Ominously, Donald Trump is increasingly talking about himself as a “wartime president” - the last refuge of a scoundrel. The emergency powers that the department of justice “quietly asked” congress for gives us a good idea of what a “wartime” presidency would be like. Most of them involve powers to further restrict immigration - something dear to the heart of Trump’s longest-serving advisor, Stephen Miller - the anti-immigration zealot and white nationalist, who appears to subscribe to the ‘great replacement’ belief that there is a sinister plot to ‘disappear’ white people through miscegenation or genocide.4 Measures include the request to grant chief judges the power to detain people indefinitely without trial, which amounts to the suspension of habeas corpus.
Indeed, it is perfectly legitimate to fear that the emergency legislation could become another Patriot Act - which was rushed through congress following 9/11. The proposed repressive measures have no real relation to this specific crisis and the language deployed is deliberately vague - providing the basis to justify endless extensions and yet further curtailment of democratic rights. Temporary measures easily morph into permanent ones.

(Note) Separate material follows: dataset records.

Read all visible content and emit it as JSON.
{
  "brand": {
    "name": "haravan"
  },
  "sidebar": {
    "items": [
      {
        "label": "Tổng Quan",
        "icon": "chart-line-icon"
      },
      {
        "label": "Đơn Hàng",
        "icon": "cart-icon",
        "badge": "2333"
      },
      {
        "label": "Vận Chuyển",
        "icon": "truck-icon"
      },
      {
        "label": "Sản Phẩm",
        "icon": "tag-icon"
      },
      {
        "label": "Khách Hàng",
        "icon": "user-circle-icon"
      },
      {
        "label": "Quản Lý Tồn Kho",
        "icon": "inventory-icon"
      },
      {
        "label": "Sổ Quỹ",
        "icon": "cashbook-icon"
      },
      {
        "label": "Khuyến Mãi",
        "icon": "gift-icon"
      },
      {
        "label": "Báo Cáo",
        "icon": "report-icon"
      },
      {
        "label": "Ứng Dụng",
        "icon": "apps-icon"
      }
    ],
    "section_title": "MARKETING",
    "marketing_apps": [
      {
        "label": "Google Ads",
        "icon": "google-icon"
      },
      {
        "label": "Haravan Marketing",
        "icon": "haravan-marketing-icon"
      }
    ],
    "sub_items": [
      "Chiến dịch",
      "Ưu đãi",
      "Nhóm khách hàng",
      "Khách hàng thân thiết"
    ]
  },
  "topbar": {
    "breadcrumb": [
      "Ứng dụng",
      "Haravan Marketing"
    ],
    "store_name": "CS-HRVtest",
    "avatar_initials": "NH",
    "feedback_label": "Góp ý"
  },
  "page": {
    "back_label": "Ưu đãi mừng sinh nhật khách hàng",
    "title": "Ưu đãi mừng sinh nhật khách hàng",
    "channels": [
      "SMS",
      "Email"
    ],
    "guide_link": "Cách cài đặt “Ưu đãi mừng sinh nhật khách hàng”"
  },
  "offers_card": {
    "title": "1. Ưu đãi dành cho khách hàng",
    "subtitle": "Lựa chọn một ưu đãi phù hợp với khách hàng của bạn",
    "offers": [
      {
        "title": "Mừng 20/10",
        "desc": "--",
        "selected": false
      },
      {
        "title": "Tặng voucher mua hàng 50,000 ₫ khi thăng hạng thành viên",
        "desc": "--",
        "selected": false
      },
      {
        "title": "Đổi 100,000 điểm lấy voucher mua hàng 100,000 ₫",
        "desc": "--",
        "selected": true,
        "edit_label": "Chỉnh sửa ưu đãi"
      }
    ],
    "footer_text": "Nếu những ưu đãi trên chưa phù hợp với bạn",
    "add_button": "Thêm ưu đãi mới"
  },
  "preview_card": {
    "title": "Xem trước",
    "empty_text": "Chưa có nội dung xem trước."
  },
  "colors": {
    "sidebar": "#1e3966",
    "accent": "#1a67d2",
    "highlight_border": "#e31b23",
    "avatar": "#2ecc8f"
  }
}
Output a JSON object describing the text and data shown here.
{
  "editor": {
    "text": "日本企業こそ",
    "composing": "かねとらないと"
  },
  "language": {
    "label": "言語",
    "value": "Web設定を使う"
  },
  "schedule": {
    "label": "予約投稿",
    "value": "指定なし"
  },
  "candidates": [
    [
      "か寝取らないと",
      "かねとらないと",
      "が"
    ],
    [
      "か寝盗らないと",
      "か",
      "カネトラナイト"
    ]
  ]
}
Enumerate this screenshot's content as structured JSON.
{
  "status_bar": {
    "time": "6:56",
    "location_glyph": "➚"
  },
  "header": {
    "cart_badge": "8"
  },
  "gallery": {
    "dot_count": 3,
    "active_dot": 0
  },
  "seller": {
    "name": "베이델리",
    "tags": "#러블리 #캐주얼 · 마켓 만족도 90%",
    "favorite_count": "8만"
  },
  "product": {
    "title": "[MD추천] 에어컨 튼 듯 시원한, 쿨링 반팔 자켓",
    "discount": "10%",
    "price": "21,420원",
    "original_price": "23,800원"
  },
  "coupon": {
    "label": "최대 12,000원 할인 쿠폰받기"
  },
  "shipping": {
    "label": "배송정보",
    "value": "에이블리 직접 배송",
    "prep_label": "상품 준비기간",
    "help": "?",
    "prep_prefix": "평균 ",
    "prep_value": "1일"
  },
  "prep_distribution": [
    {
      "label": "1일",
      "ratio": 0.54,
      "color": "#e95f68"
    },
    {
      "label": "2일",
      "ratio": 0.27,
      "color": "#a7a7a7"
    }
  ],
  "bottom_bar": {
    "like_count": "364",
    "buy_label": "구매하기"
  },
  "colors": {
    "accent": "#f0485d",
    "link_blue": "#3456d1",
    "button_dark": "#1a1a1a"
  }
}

Closer to home, with opposition blessing, Boris Johnson pushed through the 329-page Coronavirus Bill even though it gives the police and immigration officials enormously repressive powers to arrest people suspected of carrying the coronavirus, shut down events and order people to go home - the powers remaining in place until September 2022, subject to parliamentary renewal every six months. Whether out of a desire to implement the letter or the spirit of the law, Derbyshire police used drones to deter people from breaking the lockdown rules - showing video footage ‘shaming’ people walking their dogs in the Peak District, whilst officers also dyed Buxton’s blue lagoon black to discourage people from visiting the beauty spot.
Even Grant Shapps, the transport secretary, conceded that there had been “one or two instances” of the police being “heavy-handed” - adding that, generally speaking, the police are “taking a very sensible approach” to the lockdown. Lord Sumption, high Tory and a retired supreme court judge, was not so generous - he castigating Derbyshire police for their “frankly disgraceful” behaviour in “wrecking” beauty spots and thundered about an infectious “collective hysteria” sliding into a “police state” that infringes upon people’s “undoubted right to travel to take exercise in the country”.
Communists are more than aware that the constant military terminology risks becoming a mobilising force for authoritarianism - whereby questioning the government could be regarded as unpatriotic or even traitorous.